Last Updated on April 9, 2004 by Paulette Brown-Hinds
President George W. Bush, Jr. recently addressed more than 1,500 people at the White House Conference on faith-based and community initiatives at the Los Angeles Convention Center in California. Attendees of this 3-day conference included faith-based and community organizations, community leaders, elected officials and representatives from all over the Western United States, that provide services to their communities.
The White House Conference on faith-based and community initiatives, provides participants with information about the federal funding process, available funding opportunities, the requirements that come with the receipt of federal funds, and cutting-edge practices from other organizations that have been recipients of federal support through the faith-based and community initiative.
The White House hosted the conference with support from the Department of Justice, Agriculture, Labor, Health and Human Services, Housing and Urban Development, and Education and the Agency for International Development.
We ought not to fear faith, stated President George W. Bush. He continued, We ought not to discriminate against faith-based programs. We ought to welcome what I call neighborhood healers in compassionate delivery of help so people can experience the greatness of our country. I like to say, government can pass out money, but it cannot put hope in peoples hearts, or purpose in peoples lives.
One of the underlining themes of the conference was Compassion in Action. The president spoke with concern and commitment about helping and caring for the needy of our communities. He then recognized several individuals and organizations, in attendance, that are already putting compassion in action.
Students With A Tutor (S.W.A.T.) Youth Services, a community based organization out of Rialto, California was invited to become a part of the Presidents Army of Compassion. S.W.A.T. Youth Services is looking forward to partnering with the White House to provide needed services in the areas of mentoring, tutoring and other areas aiding at-risk youth.

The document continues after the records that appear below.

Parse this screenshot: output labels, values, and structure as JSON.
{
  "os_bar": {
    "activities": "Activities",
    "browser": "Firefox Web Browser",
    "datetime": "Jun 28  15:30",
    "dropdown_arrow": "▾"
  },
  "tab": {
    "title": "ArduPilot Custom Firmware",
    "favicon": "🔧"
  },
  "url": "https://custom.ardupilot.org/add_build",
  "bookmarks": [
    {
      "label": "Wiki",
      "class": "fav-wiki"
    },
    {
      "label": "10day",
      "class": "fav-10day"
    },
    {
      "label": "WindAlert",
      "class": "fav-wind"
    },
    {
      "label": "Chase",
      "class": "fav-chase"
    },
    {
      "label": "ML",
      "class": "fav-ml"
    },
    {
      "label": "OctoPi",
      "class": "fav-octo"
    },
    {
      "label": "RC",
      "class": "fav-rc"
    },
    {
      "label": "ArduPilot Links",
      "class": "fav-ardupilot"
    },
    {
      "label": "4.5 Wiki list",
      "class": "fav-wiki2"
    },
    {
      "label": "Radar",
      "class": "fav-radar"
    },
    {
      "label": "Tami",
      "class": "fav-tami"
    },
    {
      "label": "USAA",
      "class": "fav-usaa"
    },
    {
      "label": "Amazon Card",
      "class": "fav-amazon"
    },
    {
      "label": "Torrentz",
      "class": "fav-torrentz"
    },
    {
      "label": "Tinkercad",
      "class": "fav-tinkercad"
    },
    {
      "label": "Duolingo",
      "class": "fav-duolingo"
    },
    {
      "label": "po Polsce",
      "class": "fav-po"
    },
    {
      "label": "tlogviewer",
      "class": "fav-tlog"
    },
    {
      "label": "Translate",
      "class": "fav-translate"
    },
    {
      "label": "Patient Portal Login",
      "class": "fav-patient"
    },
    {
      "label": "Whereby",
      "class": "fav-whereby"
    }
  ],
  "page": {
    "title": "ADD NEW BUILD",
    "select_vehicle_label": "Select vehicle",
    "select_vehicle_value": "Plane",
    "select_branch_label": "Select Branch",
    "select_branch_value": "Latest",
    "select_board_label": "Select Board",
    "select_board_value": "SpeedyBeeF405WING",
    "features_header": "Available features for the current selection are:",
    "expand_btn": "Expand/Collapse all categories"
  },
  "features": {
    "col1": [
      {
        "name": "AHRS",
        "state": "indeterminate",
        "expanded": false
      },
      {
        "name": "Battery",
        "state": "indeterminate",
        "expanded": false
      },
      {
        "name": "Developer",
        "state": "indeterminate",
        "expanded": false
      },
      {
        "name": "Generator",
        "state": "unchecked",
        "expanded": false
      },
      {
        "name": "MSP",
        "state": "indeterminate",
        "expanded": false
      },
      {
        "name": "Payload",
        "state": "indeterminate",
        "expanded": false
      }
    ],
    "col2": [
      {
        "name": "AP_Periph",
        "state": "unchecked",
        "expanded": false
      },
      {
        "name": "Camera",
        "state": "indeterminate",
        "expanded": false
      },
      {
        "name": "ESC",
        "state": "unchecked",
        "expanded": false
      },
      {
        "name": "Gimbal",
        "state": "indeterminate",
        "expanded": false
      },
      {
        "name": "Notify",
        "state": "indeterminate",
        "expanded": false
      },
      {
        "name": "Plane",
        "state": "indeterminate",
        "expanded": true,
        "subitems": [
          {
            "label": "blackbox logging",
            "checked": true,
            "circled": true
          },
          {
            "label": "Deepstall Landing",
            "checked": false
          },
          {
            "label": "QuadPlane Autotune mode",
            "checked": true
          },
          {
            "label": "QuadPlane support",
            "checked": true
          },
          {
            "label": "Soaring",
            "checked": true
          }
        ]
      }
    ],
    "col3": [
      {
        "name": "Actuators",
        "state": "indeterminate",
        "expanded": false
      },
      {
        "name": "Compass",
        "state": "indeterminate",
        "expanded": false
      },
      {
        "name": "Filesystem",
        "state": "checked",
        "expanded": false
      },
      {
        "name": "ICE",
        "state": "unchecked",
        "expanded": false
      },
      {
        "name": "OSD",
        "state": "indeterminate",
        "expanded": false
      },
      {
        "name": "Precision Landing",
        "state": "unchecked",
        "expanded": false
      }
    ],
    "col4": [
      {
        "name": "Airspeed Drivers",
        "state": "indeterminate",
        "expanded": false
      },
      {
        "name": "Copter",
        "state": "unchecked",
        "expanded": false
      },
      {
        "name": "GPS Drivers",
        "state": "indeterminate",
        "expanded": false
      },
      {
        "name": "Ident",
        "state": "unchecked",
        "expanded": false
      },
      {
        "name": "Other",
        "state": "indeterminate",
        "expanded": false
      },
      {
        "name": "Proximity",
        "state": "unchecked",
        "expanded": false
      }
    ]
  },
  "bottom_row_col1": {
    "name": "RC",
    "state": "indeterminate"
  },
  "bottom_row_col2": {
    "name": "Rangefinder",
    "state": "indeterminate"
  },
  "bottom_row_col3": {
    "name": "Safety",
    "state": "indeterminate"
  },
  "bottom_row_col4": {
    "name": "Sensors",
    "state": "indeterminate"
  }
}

S.W.A.T. Executive Director/Teacher, Verlin L. Alsina, attended the conference, I know that a quality after school program will meet many needs of the community. There is a lack of affordable, after school tutorial programs for school-aged children. This causes an absence of programs for the at-risk youth who most need the support. Thus causing an estimated five to seven million latchkey children going home alone after school in the USA.
These children are finding ways to get in trouble between their release from school and their parents end of the workday. So, were excited to partner with the White House for the funding that will aid in meeting the needs of our communities youth. To see and hear our president taking a stand on how the federal government should interface with community and faith based agencies was a great motivator for those of us working in our communities.